|Date||:||March 10, 2017|
|Agency||:||National Economic and Development Authority|
|Title||:||Recovery of Exports Boost Trade in January 2017|
|Article||:||MANILA – Total Philippine trade grew by 14.2 percent in January 2017 backed by the surge in export receipts from most of the country’s traditional markets, according to the National Economic and Development Authority (NEDA).
Based on a report by the Philippine Statistics Authority, total trade grew to US$12.6 billion in January 2017, with imports growing by 9.1 percent, and exports soaring by 22.5 percent.
Export receipts from nearly all major markets experienced growth - from China, (26.3%), South Korea (50.5%), ASEAN peers (19.3%), European Union (82.5%), and United States (16.5%).
“We are now riding the waves of economic growth in the region. As such, we must continue to push for innovation and infrastructure development to fuel our momentum and drive us to the forefront of the race,” said Socioeconomic Planning Secretary Ernesto M. Pernia.

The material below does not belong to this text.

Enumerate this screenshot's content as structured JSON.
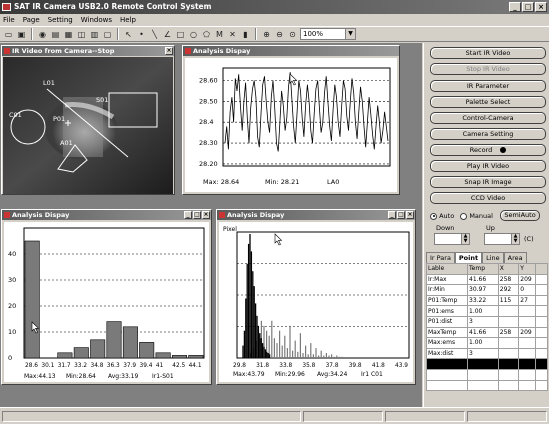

Export earnings climbed to US$5.1 billion in January 2017. This was propelled by growth in most commodities, led by forest products (266.2%), agro-based products (33.7%), and manufactures (23.1%).
However, import payments decelerated to US$7.4 billion due to the decrease in demand for capital goods (-11.0%), which offset the gains of consumer goods (22.8%), raw materials and intermediate goods (15.2%), and mineral fuels and lubricants (42.7%).

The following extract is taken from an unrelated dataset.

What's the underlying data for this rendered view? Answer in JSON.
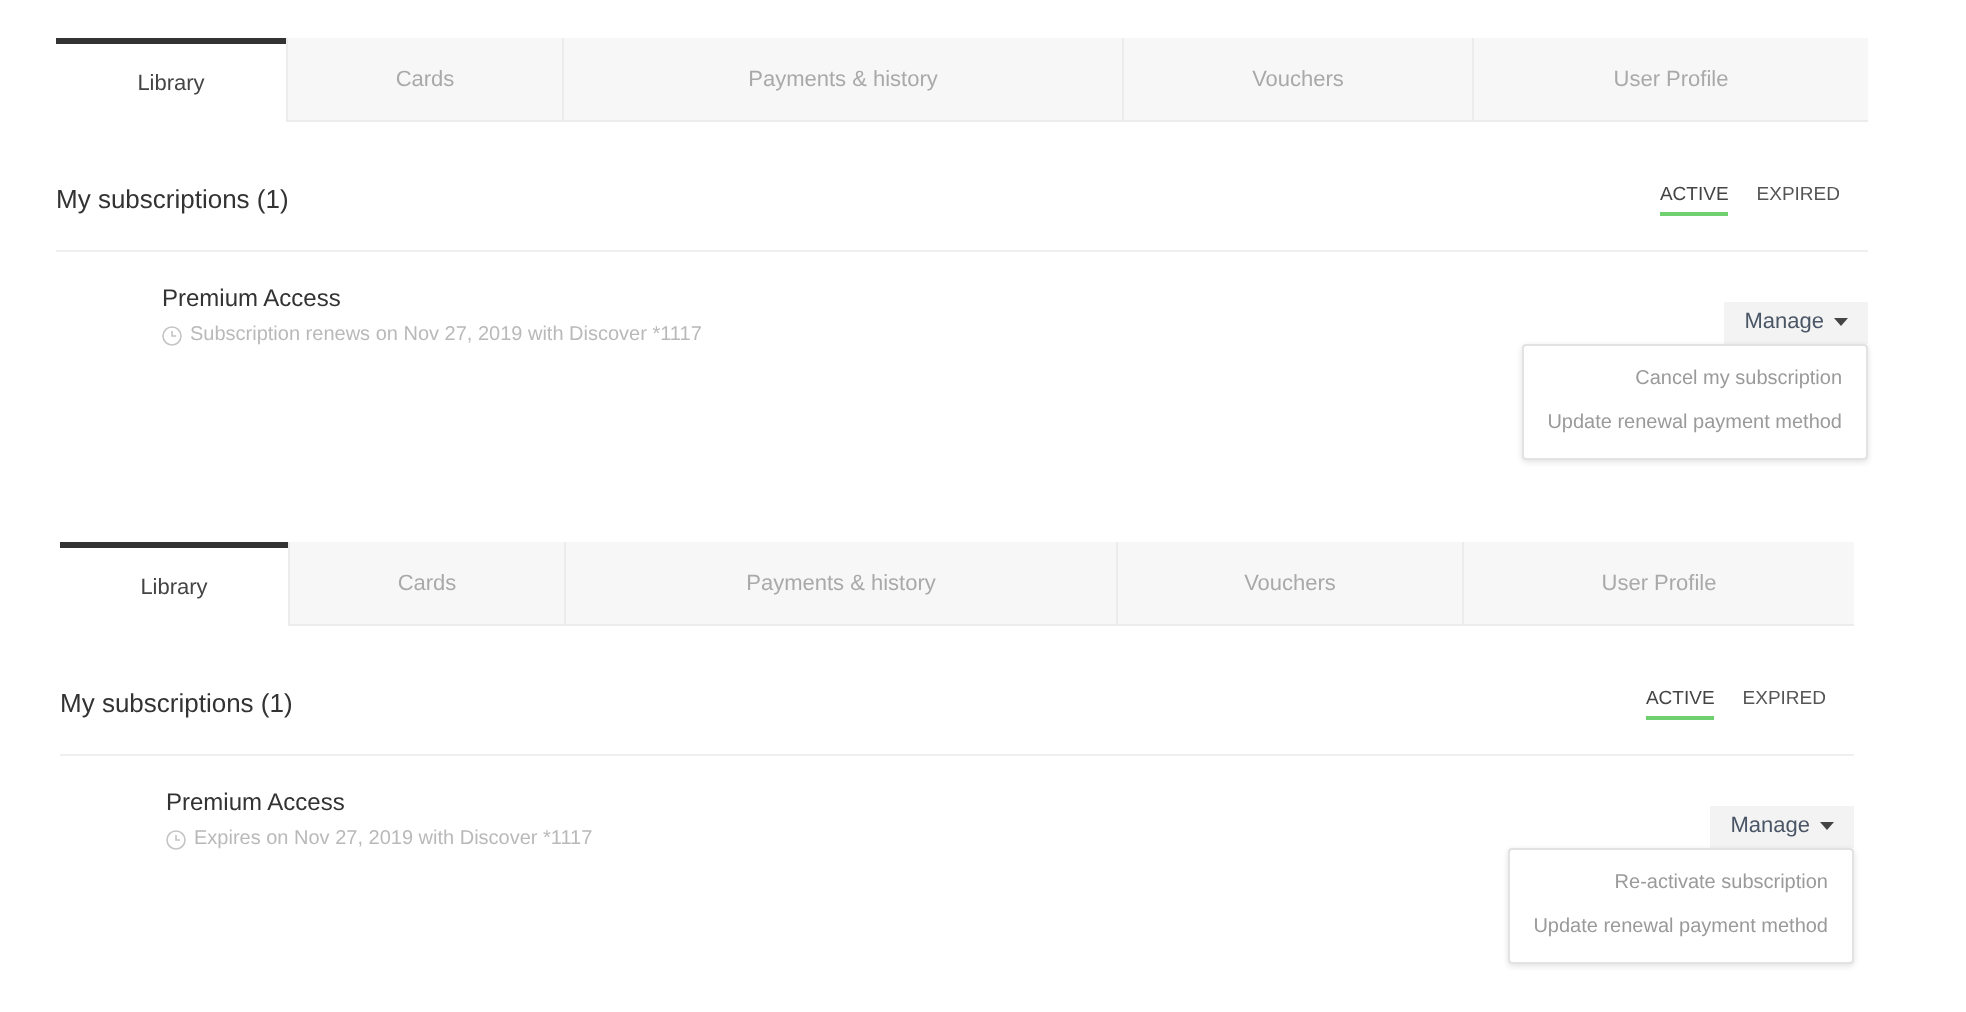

“We must support our fast-growing economy by strengthening our production capability and linkages, particularly in agriculture and manufacturing, to help us meet both internal and external demands,” the Cabinet official said.
Similarly, all Asian economies posted positive trade figures, with the Philippines posting the third highest year-on-year growth which is preceded by Indonesia (21.1%) and Singapore (19.9%), and followed by Malaysia (12.0%) and China (11.4%).
“This is a signal that our efforts in forging better relations with our Asian neighbors and the EU are finally paying off,” said Pernia.
However, global growth and trade risks remain with US protectionist policies that may hamper global recovery, as counter-measures will be imposed by its trading partners.
“Aside from increasing our attractiveness and competitiveness through economic reforms, we need to diversify our market and take advantage of our existing multi-lateral and bilateral trade agreements to expand opportunities for our producers,” he added.